While more research is needed, as the report’s authors note, it provides some insight into infection control measures needed to protect frontline healthcare staff during the novel coronavirus pandemic.

Healthcare workers are at risk of contracting the novel coronavirus by airborne transmission during procedures that generate aerosols, according to the World Health Organization. Airborne transmission refers to the presence of disease microbes that can remain in the air for long periods of time and be transmitted to others.

Back in March, as the virus was first spreading in the U.S., the American Association for Bronchology and Interventional Pulmonology said in new guidelines that if bronchoscopy was warranted during COVID-19 testing or treatment, physicians should use a disposable bronchoscope to protect patients and staff. Single-use bronchoscopes are intended for one-time use and do not require reprocessing, maintenance or repair.

All healthcare workers in this case report were within two meters (about 6.5 feet) of the patient for at least 10 minutes during the aerosol-generating procedures. The COVID-19 status of the patient was unknown at the time of treatment, according to the case report.

The Annals of Internal Medicine published “COVID-19 and the Risk to Health Care Workers: A Case Report” in June 2020.

The patient in question was hospitalized in February 2020 with community-acquired pneumonia.

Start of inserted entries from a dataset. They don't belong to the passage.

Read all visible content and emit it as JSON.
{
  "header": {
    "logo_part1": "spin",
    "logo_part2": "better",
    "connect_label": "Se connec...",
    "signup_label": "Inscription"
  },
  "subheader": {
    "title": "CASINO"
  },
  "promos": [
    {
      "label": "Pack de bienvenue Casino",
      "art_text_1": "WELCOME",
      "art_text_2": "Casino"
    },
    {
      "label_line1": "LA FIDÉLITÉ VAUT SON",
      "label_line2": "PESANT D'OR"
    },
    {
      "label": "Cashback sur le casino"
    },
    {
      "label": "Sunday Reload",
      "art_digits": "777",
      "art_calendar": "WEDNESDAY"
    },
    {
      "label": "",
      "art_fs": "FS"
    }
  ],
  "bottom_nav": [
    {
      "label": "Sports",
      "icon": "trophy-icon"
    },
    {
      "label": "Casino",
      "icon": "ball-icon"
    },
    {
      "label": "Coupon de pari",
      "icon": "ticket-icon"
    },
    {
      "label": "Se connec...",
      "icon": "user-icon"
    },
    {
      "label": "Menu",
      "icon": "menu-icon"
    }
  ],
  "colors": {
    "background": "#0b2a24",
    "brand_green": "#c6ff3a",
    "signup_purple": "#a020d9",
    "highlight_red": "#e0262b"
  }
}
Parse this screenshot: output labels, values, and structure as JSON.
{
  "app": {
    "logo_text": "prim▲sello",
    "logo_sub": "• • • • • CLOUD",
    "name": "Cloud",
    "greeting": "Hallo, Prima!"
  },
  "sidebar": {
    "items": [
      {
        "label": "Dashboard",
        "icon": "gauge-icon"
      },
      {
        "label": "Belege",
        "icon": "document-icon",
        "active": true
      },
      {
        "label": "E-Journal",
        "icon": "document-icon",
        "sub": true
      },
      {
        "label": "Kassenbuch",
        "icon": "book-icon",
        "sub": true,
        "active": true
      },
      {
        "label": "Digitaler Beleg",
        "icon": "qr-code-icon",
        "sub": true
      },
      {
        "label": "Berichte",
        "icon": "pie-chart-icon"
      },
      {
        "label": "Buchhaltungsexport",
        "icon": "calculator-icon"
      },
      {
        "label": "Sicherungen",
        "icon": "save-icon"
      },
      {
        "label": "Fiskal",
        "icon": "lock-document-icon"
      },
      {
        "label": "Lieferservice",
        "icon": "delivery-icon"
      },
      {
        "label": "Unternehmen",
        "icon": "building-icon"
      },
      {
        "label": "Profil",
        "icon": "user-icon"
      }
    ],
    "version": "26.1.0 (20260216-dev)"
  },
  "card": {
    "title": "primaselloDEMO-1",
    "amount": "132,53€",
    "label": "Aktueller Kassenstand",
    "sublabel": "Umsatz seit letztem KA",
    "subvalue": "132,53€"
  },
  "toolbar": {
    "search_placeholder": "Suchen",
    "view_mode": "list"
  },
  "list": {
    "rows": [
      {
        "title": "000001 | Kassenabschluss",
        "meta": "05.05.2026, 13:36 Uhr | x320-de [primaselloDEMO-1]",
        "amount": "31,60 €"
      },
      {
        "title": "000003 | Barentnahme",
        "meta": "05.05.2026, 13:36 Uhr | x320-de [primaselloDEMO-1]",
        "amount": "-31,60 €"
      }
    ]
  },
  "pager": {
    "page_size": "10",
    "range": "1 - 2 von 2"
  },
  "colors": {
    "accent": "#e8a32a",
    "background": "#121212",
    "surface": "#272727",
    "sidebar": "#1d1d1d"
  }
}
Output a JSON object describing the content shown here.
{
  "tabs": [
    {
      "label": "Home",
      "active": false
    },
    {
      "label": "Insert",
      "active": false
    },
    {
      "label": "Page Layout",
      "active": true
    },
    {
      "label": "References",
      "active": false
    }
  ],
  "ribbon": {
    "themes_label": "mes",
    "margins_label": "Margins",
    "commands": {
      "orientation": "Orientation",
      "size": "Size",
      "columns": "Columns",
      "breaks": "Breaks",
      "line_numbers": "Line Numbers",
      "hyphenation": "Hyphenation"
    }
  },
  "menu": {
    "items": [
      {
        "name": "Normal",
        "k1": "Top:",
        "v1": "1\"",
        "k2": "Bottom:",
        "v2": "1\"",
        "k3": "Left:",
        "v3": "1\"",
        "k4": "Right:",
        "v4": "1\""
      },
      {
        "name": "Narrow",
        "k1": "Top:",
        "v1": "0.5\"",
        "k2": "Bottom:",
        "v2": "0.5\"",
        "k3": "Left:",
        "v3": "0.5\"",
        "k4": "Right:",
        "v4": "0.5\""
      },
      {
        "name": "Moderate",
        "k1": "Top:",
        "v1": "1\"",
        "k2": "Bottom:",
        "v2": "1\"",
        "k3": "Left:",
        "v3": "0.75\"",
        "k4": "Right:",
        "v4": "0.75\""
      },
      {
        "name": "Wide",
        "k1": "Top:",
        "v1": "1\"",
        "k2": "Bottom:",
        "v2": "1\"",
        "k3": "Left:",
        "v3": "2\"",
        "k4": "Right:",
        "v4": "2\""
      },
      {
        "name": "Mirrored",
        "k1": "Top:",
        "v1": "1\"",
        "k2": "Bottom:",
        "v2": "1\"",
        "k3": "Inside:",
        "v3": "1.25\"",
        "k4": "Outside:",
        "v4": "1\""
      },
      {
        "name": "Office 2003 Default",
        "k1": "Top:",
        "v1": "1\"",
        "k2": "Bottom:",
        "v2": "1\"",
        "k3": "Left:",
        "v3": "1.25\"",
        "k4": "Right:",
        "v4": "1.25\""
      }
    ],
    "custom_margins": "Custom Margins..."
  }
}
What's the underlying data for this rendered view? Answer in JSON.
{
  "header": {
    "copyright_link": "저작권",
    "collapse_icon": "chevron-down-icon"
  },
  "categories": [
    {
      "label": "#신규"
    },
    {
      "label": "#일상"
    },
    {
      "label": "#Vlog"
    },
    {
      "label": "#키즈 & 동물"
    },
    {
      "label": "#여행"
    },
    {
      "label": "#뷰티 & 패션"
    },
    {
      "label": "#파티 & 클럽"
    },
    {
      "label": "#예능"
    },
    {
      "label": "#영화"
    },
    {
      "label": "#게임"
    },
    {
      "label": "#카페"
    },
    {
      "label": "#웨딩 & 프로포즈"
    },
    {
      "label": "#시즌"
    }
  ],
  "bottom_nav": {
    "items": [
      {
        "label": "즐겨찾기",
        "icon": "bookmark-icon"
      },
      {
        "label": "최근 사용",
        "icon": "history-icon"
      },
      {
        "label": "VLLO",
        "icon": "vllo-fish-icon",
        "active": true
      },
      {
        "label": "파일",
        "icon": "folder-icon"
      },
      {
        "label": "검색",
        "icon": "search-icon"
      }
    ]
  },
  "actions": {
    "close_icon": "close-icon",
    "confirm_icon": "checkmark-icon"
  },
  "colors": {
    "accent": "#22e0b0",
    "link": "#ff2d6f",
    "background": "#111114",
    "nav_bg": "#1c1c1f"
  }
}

He reported no recent travel to China or any contact with anyone known to have COVID-19, according to the report.

After three days of treatment, he tested positive for the novel coronavirus. Through contact tracing, the hospital identified 41 healthcare workers who had close contact with the patient and were at risk.

All healthcare workers, regardless of wearing surgical masks or N95 masks, were tested regularly for two weeks following exposure. No workers reported developing any symptoms.